What is it?
Sexual assault as any type of sexual behaviour that makes someone feel uncomfortable, frightened, intimidated or threatened. Rape is an act of violence that uses sex as the weapon.
Sadly, one in five women in Australia will experience sexual assault at some time in their life. But sexual assault is never the fault of the victim. Nor is the victim’s actions, clothing or lifestyle ever an acceptable excuse for the assault.
If you or someone you know has experienced sexual assault, your GP can help.
What will my GP do now?
Your GP’s priority is your health and wellbeing. Your GP will talk to you about the assault and help you understand your options.
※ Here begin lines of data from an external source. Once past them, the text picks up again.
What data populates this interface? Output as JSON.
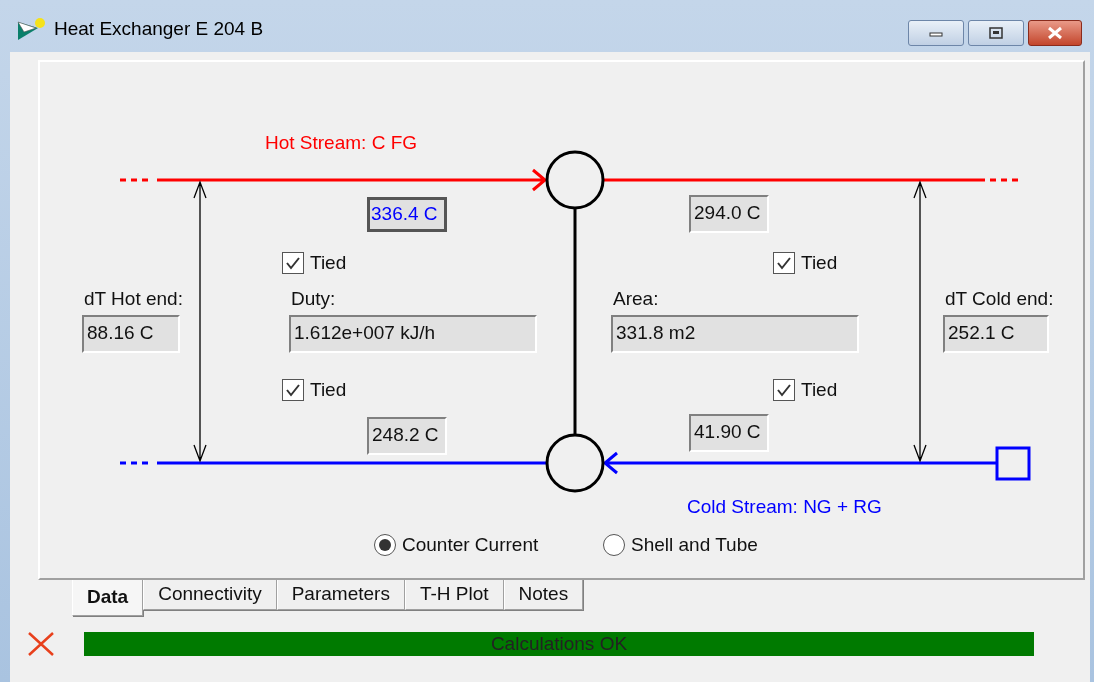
{
  "window": {
    "title": "Heat Exchanger E 204 B"
  },
  "diagram": {
    "hot_stream": {
      "label": "Hot Stream: C FG"
    },
    "cold_stream": {
      "label": "Cold Stream: NG + RG"
    },
    "temperatures": [
      {
        "value": "336.4 C",
        "focused": true
      },
      {
        "value": "294.0 C",
        "focused": false
      },
      {
        "value": "248.2 C",
        "focused": false
      },
      {
        "value": "41.90 C",
        "focused": false
      }
    ],
    "tied": [
      {
        "label": "Tied",
        "checked": true
      },
      {
        "label": "Tied",
        "checked": true
      },
      {
        "label": "Tied",
        "checked": true
      },
      {
        "label": "Tied",
        "checked": true
      }
    ],
    "results": [
      {
        "label": "dT Hot end:",
        "value": "88.16 C"
      },
      {
        "label": "Duty:",
        "value": "1.612e+007 kJ/h"
      },
      {
        "label": "Area:",
        "value": "331.8 m2"
      },
      {
        "label": "dT Cold end:",
        "value": "252.1 C"
      }
    ],
    "flow_options": [
      {
        "label": "Counter Current",
        "selected": true
      },
      {
        "label": "Shell and Tube",
        "selected": false
      }
    ]
  },
  "tabs": [
    {
      "label": "Data",
      "selected": true
    },
    {
      "label": "Connectivity",
      "selected": false
    },
    {
      "label": "Parameters",
      "selected": false
    },
    {
      "label": "T-H Plot",
      "selected": false
    },
    {
      "label": "Notes",
      "selected": false
    }
  ],
  "status": {
    "message": "Calculations OK",
    "ok": true
  }
}
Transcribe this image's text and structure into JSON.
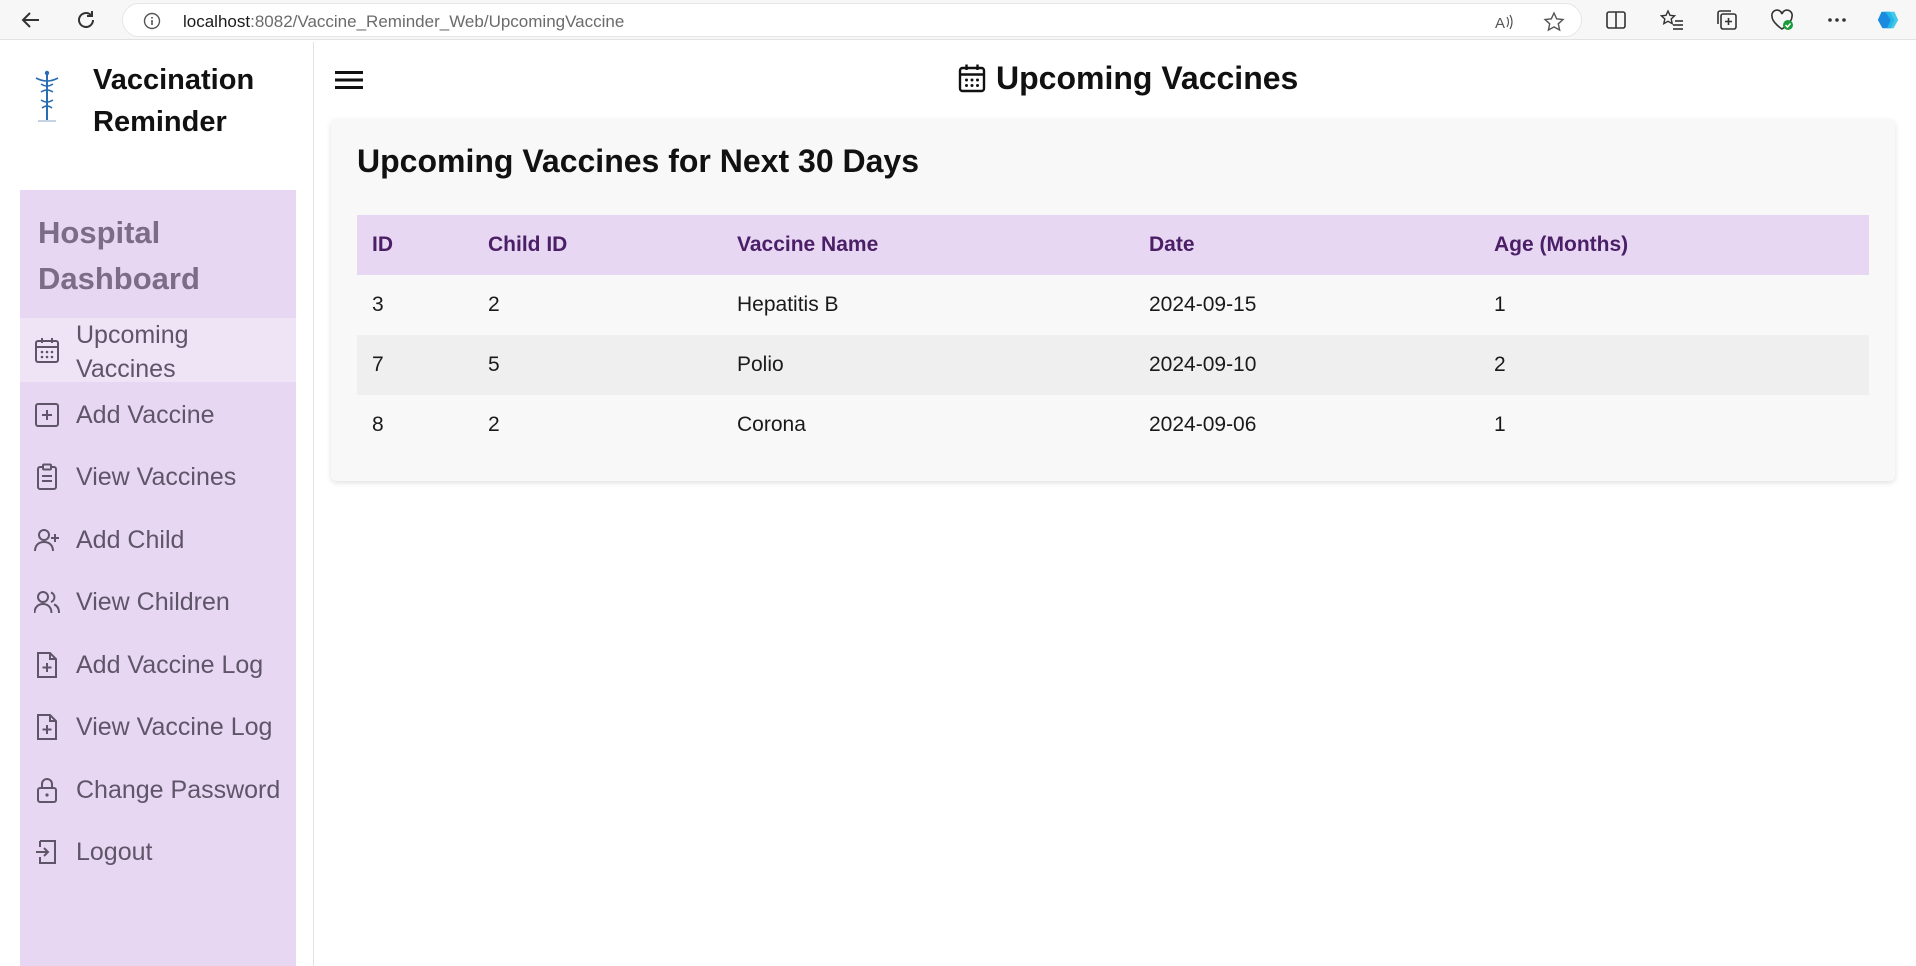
{
  "browser": {
    "url_host": "localhost",
    "url_rest": ":8082/Vaccine_Reminder_Web/UpcomingVaccine"
  },
  "brand": {
    "name": "Vaccination Reminder"
  },
  "sidebar": {
    "heading": "Hospital Dashboard",
    "items": [
      {
        "label": "Upcoming Vaccines",
        "icon": "calendar-icon",
        "active": true
      },
      {
        "label": "Add Vaccine",
        "icon": "plus-square-icon"
      },
      {
        "label": "View Vaccines",
        "icon": "clipboard-icon"
      },
      {
        "label": "Add Child",
        "icon": "user-plus-icon"
      },
      {
        "label": "View Children",
        "icon": "users-icon"
      },
      {
        "label": "Add Vaccine Log",
        "icon": "file-plus-icon"
      },
      {
        "label": "View Vaccine Log",
        "icon": "file-plus-icon"
      },
      {
        "label": "Change Password",
        "icon": "lock-icon"
      },
      {
        "label": "Logout",
        "icon": "logout-icon"
      }
    ]
  },
  "header": {
    "title": "Upcoming Vaccines"
  },
  "card": {
    "title": "Upcoming Vaccines for Next 30 Days",
    "columns": [
      "ID",
      "Child ID",
      "Vaccine Name",
      "Date",
      "Age (Months)"
    ],
    "rows": [
      [
        "3",
        "2",
        "Hepatitis B",
        "2024-09-15",
        "1"
      ],
      [
        "7",
        "5",
        "Polio",
        "2024-09-10",
        "2"
      ],
      [
        "8",
        "2",
        "Corona",
        "2024-09-06",
        "1"
      ]
    ]
  },
  "colors": {
    "sidebar_bg": "#e8d7f3",
    "header_text": "#4a1f67",
    "menu_text": "#5f5568"
  }
}
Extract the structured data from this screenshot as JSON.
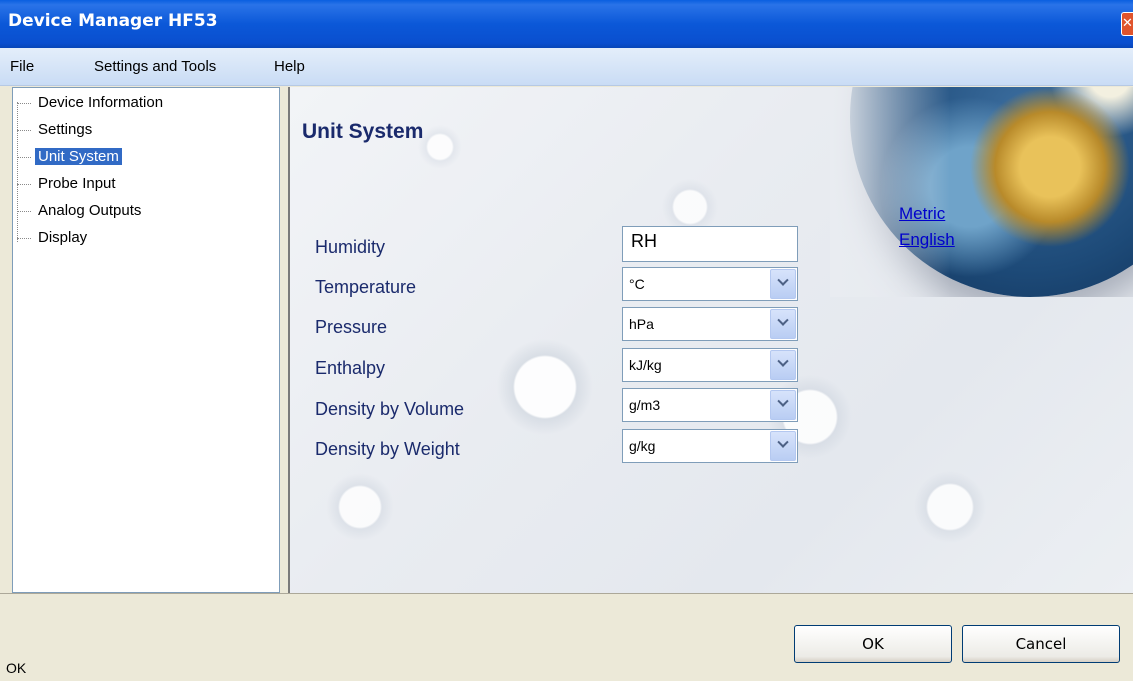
{
  "window": {
    "title": "Device Manager HF53",
    "close_glyph": "✕"
  },
  "menu": {
    "items": [
      "File",
      "Settings and Tools",
      "Help"
    ]
  },
  "tree": {
    "items": [
      {
        "label": "Device Information"
      },
      {
        "label": "Settings"
      },
      {
        "label": "Unit System",
        "selected": true
      },
      {
        "label": "Probe Input"
      },
      {
        "label": "Analog Outputs"
      },
      {
        "label": "Display"
      }
    ]
  },
  "content": {
    "title": "Unit System",
    "presets": {
      "metric": "Metric",
      "english": "English"
    },
    "fields": {
      "humidity": {
        "label": "Humidity",
        "value": "RH"
      },
      "temperature": {
        "label": "Temperature",
        "value": "°C"
      },
      "pressure": {
        "label": "Pressure",
        "value": "hPa"
      },
      "enthalpy": {
        "label": "Enthalpy",
        "value": "kJ/kg"
      },
      "density_volume": {
        "label": "Density by Volume",
        "value": "g/m3"
      },
      "density_weight": {
        "label": "Density by Weight",
        "value": "g/kg"
      }
    }
  },
  "buttons": {
    "ok": "OK",
    "cancel": "Cancel"
  },
  "status": {
    "text": "OK"
  },
  "icons": {
    "close": "close-icon",
    "dropdown": "chevron-down-icon"
  }
}
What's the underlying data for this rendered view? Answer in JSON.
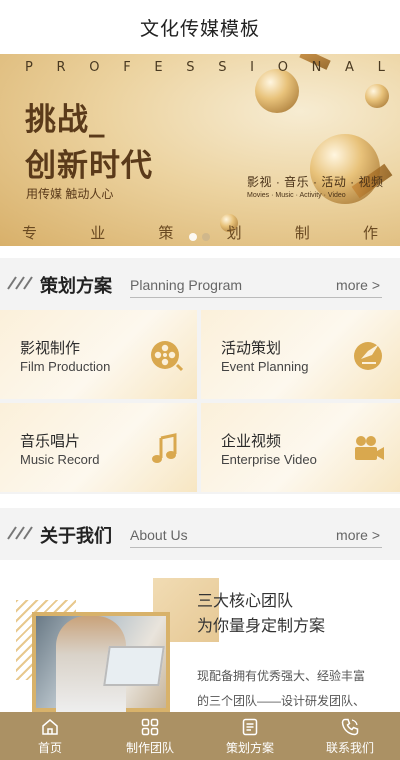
{
  "header": {
    "title": "文化传媒模板"
  },
  "banner": {
    "professional_letters": [
      "P",
      "R",
      "O",
      "F",
      "E",
      "S",
      "S",
      "I",
      "O",
      "N",
      "A",
      "L"
    ],
    "headline_line1": "挑战_",
    "headline_line2": "创新时代",
    "slogan": "用传媒 触动人心",
    "categories_cn": "影视 · 音乐 · 活动 · 视频",
    "categories_en": "Movies · Music · Activity · Video",
    "bottom_chars": [
      "专",
      "业",
      "策",
      "划",
      "制",
      "作"
    ],
    "active_slide": 1,
    "slide_count": 2
  },
  "planning": {
    "title_cn": "策划方案",
    "title_en": "Planning Program",
    "more": "more >",
    "cards": [
      {
        "cn": "影视制作",
        "en": "Film Production",
        "icon": "film-reel-icon"
      },
      {
        "cn": "活动策划",
        "en": "Event Planning",
        "icon": "event-planning-icon"
      },
      {
        "cn": "音乐唱片",
        "en": "Music Record",
        "icon": "music-note-icon"
      },
      {
        "cn": "企业视频",
        "en": "Enterprise Video",
        "icon": "video-camera-icon"
      }
    ]
  },
  "about": {
    "title_cn": "关于我们",
    "title_en": "About Us",
    "more": "more >",
    "heading_line1": "三大核心团队",
    "heading_line2": "为你量身定制方案",
    "para_line1": "现配备拥有优秀强大、经验丰富",
    "para_line2": "的三个团队——设计研发团队、"
  },
  "nav": {
    "items": [
      {
        "label": "首页",
        "icon": "home-icon"
      },
      {
        "label": "制作团队",
        "icon": "grid-icon"
      },
      {
        "label": "策划方案",
        "icon": "document-icon"
      },
      {
        "label": "联系我们",
        "icon": "phone-icon"
      }
    ]
  },
  "colors": {
    "accent": "#ab9164",
    "gold": "#d8b06a",
    "dark_brown": "#5a3a1a"
  }
}
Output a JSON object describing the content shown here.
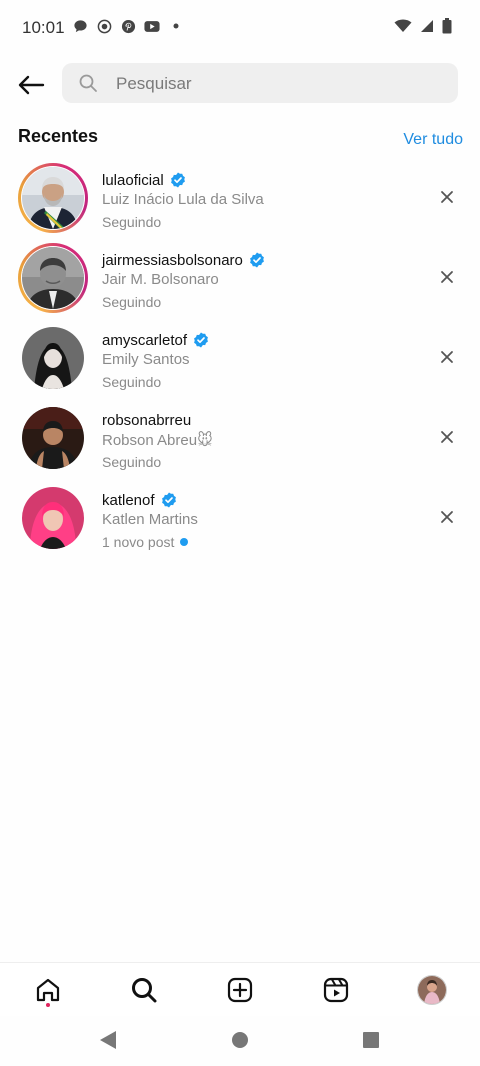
{
  "status_bar": {
    "time": "10:01",
    "left_icons": [
      "chat-bubble-icon",
      "record-icon",
      "pinterest-icon",
      "youtube-icon",
      "dot-icon"
    ],
    "right_icons": [
      "wifi-icon",
      "signal-icon",
      "battery-icon"
    ]
  },
  "search": {
    "placeholder": "Pesquisar",
    "value": ""
  },
  "recent": {
    "title": "Recentes",
    "see_all": "Ver tudo",
    "items": [
      {
        "username": "lulaoficial",
        "verified": true,
        "full_name": "Luiz Inácio Lula da Silva",
        "subtitle": "Seguindo",
        "story_ring": true,
        "new_post": false
      },
      {
        "username": "jairmessiasbolsonaro",
        "verified": true,
        "full_name": "Jair M. Bolsonaro",
        "subtitle": "Seguindo",
        "story_ring": true,
        "new_post": false
      },
      {
        "username": "amyscarletof",
        "verified": true,
        "full_name": "Emily Santos",
        "subtitle": "Seguindo",
        "story_ring": false,
        "new_post": false
      },
      {
        "username": "robsonabrreu",
        "verified": false,
        "full_name": "Robson Abreu🐭",
        "subtitle": "Seguindo",
        "story_ring": false,
        "new_post": false
      },
      {
        "username": "katlenof",
        "verified": true,
        "full_name": "Katlen Martins",
        "subtitle": "1 novo post",
        "story_ring": false,
        "new_post": true
      }
    ]
  },
  "bottom_nav": {
    "items": [
      "home-icon",
      "search-icon",
      "create-post-icon",
      "reels-icon",
      "profile-avatar"
    ],
    "active": "search-icon"
  },
  "system_nav": [
    "back-triangle-icon",
    "home-circle-icon",
    "recents-square-icon"
  ],
  "colors": {
    "accent": "#1f8ce0",
    "verified": "#1f9cf0",
    "muted_text": "#8a8a8a",
    "search_bg": "#efefef"
  }
}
You can choose to inform the police or a sexual assault service – but, you don’t have to. Your GP may recommend you undergo forensic testing at a hospital if the assault happened in the past five days. Forensic testing can support your account of the assault and identify the people involved.
Your GP may put you in touch with a crisis support worker from a local sexual assault service who can help you decide if you want to involve the police.
Your GP will also:
- Give you a referral for a counsellor
- Complete a medical exam and check for any injuries if you are comfortable with this
- Talk to you about the emergency contraception pill
- Keep a record of what you have said about the assault
- Help you access ongoing medical care
Your GP will talk to you about whether you need STI or HIV prophylaxis. These are medications that can help prevent some sexually transmitted infections if taken within the first 72 hours.
What will my GP do in the future?
Your GP will see you again in the next few days and weeks to check your health and discuss your options. Your GP will also refer you to a counsellor for ongoing support.
Your GP can also help you decide on your next steps, including legal advice and whether you want to speak to a sexual assault service or the police.
What can I do?
It’s not easy to talk about sexual assault, but your GP’s office is a safe, private space. Remember, it is not your fault that this has happened. Sexual assault is a crime. Try and be open and honest with your GP about what happened. You will not be judged for talking about your assault. Consider whether you want to involve the police or a local sexual assault service. Going to a sexual assault service does not always mean you have to involve the police. Local services can support you with ongoing counselling and resources to help you get through this difficult time.
If you think someone gave you drugs – legal or illegal – tell your GP. A blood test and urine sample need to be taken as soon as possible.